Gandi says it supports Ukraine but WON’T cut off Russians

Gandi has become the latest large registrar to issue a statement about the war in Ukraine, saying that while it deplores the violence it won’t be disconnecting Russian customers.

CEO Stephan Ramoin wrote that Gandi “condemns” the invasion and is “working on supporting Ukraine, according to the suggestions of our Ukrainian tech colleagues”, adding:

The internet is about including all humanity and working toward a greater goal, giving every human being a voice and a clear vision of the world, not excluding and antagonizing one group of people against another. That’s why we want to support the people of Russia and Belarus expressing their disagreement with this war. We don’t need to escalate, war is not the answer.

Cutting off Russians and Belarusians would only encourage the creation of different closed worlds and digital networks. We have chosen to hold out our hand to these people. We are not at war with them. Only their leaders, and their madness, need to be stopped. We will of course react quickly against war propaganda of any kind.

The statement follows those coming from Namecheap and IONOS, which have both this week announced their intentions to remove most Russian and Belarusian customers.

Based in Paris, Gandi is one of the oldest registrars and has over 1.3 million gTLD domains under management.

.forum sunrise period will cost less than half the regular reg fee

Kevin Murphy, November 13, 2020, Domain Registries

Trademark owners rejoice! There’s a new gTLD registry seemingly not bent on ripping you off during its sunrise period.

Those defensively registering their marks in .forum, which begins its sunrise period on Monday, in some cases could find themselves paying less than half the regular registration fee.

French registrar Gandi today said that its sunrise retail price is $452.13, versus a genera availability price of $1,042.08, and prices at other participating registrars appear to be roughly in line.

.forum’s is being managed by MMX, though the ICANN gTLD contract appears to still belong to original applicant Fegistry.

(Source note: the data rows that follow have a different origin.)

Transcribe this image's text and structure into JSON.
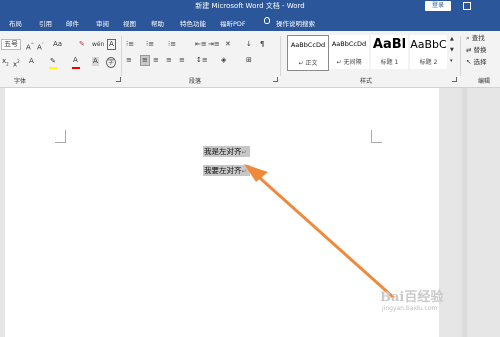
{
  "window": {
    "title": "新建 Microsoft Word 文档 - Word",
    "login_label": "登录"
  },
  "tabs": [
    "布局",
    "引用",
    "邮件",
    "审阅",
    "视图",
    "帮助",
    "特色功能",
    "福昕PDF",
    "操作说明搜索"
  ],
  "ribbon": {
    "font_size_partial": "五号",
    "font_controls": [
      "A^",
      "A˅",
      "Aa",
      "A",
      "A"
    ],
    "group_font": "字体",
    "group_paragraph": "段落",
    "group_styles": "样式",
    "group_editing": "编辑",
    "styles": [
      {
        "preview": "AaBbCcDd",
        "label": "↵ 正文"
      },
      {
        "preview": "AaBbCcDd",
        "label": "↵ 无间隔"
      },
      {
        "preview": "AaBl",
        "label": "标题 1"
      },
      {
        "preview": "AaBbC",
        "label": "标题 2"
      }
    ],
    "editing": [
      {
        "icon": "search-icon",
        "label": "查找"
      },
      {
        "icon": "replace-icon",
        "label": "替换"
      },
      {
        "icon": "select-icon",
        "label": "选择"
      }
    ]
  },
  "document": {
    "lines": [
      "我是左对齐",
      "我要左对齐"
    ],
    "paragraph_mark": "↵",
    "selection_color": "#c7c7c7"
  },
  "annotation": {
    "arrow_color": "#ef8a3c"
  },
  "watermark": {
    "brand": "Bai百经验",
    "url": "jingyan.baidu.com"
  },
  "colors": {
    "accent": "#2b579a",
    "ribbon_bg": "#f3f3f3",
    "canvas_bg": "#e6e6e6"
  }
}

The first-come, first-served sunrise period will run until December 16. General availability is due to begin.March 2 next year.

I have to admit to finding the $1,000 base registry fee something of a head-scratcher.

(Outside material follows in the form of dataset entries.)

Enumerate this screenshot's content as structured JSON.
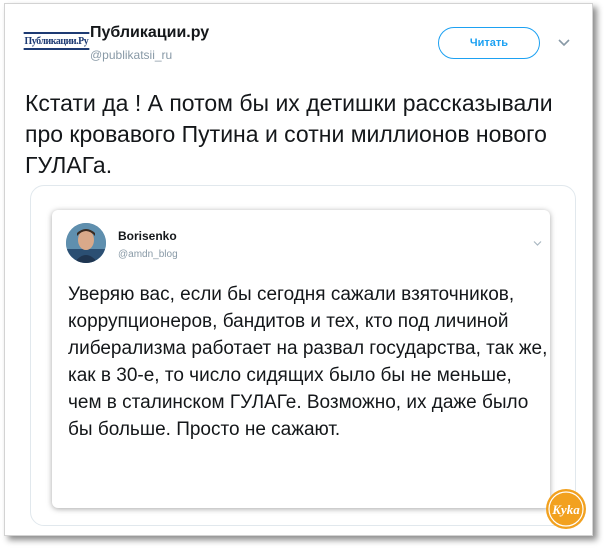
{
  "tweet": {
    "author_name": "Публикации.ру",
    "author_handle": "@publikatsii_ru",
    "avatar_logo_text": "Публикации.Ру",
    "follow_label": "Читать",
    "text": "Кстати да ! А потом бы их детишки рассказывали про кровавого Путина и сотни миллионов нового ГУЛАГа."
  },
  "quoted_tweet": {
    "author_name": "Borisenko",
    "author_handle": "@amdn_blog",
    "text": "Уверяю вас, если бы сегодня сажали взяточников, коррупционеров, бандитов и тех, кто под личиной либерализма работает на развал государства, так же, как в 30-е, то число сидящих было бы не меньше, чем в сталинском ГУЛАГе. Возможно, их даже было бы больше. Просто не сажают."
  },
  "watermark": {
    "text": "Kyka"
  },
  "colors": {
    "accent": "#1da1f2",
    "text": "#14171a",
    "muted": "#8899a6",
    "watermark": "#f2a11f"
  }
}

I can just about see why gTLDs such as .cars, representing big-ticket niches, can command four-figure reg fees but, anecdotally, I’ve often heard that web forums can be quite expensive to run and difficult to monetize. Hardly obvious candidates for premium-tier recurring prices.

Over 750 domains hijacked in attack on Gandi

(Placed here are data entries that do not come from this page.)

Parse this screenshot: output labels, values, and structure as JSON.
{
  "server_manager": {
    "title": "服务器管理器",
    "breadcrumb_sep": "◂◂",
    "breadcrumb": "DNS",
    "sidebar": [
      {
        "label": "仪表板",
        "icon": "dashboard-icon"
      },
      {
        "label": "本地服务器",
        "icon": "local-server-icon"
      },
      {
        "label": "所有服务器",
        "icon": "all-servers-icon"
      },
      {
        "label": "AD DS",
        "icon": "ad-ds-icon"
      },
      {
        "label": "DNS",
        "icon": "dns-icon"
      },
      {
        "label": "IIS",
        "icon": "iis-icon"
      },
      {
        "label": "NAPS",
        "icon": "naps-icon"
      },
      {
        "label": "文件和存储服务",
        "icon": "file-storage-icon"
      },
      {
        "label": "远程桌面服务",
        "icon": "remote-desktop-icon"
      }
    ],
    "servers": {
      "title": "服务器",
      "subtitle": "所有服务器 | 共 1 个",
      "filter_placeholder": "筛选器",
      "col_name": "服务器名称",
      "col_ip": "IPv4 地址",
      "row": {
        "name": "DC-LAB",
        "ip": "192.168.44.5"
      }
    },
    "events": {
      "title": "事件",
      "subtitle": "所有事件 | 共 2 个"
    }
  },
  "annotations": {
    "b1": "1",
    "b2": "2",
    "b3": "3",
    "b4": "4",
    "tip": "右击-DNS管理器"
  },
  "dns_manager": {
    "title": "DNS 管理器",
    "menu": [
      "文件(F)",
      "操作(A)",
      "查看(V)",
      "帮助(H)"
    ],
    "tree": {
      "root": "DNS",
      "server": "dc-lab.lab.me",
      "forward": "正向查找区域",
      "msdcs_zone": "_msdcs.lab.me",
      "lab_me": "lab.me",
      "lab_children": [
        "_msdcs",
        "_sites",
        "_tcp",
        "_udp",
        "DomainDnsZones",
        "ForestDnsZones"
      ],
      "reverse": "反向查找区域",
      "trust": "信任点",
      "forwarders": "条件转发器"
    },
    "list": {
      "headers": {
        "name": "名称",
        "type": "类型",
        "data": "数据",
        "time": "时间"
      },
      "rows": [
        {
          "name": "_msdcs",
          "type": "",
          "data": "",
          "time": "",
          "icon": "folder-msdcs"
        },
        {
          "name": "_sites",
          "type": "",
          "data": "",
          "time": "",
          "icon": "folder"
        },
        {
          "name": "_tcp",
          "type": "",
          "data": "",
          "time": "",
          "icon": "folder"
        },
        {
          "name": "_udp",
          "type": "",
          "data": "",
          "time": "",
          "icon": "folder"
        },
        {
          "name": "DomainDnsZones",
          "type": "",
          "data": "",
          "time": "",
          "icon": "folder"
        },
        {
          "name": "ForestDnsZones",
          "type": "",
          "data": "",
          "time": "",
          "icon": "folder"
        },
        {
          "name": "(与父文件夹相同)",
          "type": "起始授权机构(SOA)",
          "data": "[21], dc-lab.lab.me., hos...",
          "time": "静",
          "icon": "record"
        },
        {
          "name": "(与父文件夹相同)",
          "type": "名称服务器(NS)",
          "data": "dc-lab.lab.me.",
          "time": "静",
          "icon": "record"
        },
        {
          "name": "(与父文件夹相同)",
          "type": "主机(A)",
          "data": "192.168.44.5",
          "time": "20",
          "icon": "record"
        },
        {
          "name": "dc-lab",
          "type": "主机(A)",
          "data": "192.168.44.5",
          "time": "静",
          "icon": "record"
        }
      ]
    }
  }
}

Gandi saw 751 domains belonging to its customers hijacked and redirected to malware delivery sites, the French registrar reported earlier this month.
The attack saw the perpetrators obtain Gandi’s password for a gateway provider, which it did not name, that acts as an intermediary to 34 ccTLD registries including .ch, .se and .es.
The registrar suspects that the password was obtained by the attacker exploiting the fact that the gateway provider does not enforce HTTPS on its login pages.
During the incident, the name servers for up up to 751 domains were altered such that they directed visitors to sites designed to compromise unpatched computers.
The redirects started at 0804 UTC July 7, and while Gandi’s geeks had reversed the changes by 1615 it was several more hours before the changes propagated throughout the DNS for all affected domains.
About the theft of its password, Gandi wrote:

These credentials were likewise not obtained by a breach of our systems and we strongly suspect they were obtained from an insecure connection to our technical partner’s web portal (the web platform in question allows access via http).

It’s not clear why a phishing attack, which would seem the more obvious way to obtain a password, was ruled out.
Gandi posted a detailed timeline here, while Swiss registry Switch also posted an incident report from its perspective here. An effected customer, which just happened to be a security researcher, posted his account here.
Gandi says it manages over 2.1 million domains across 730 TLDs.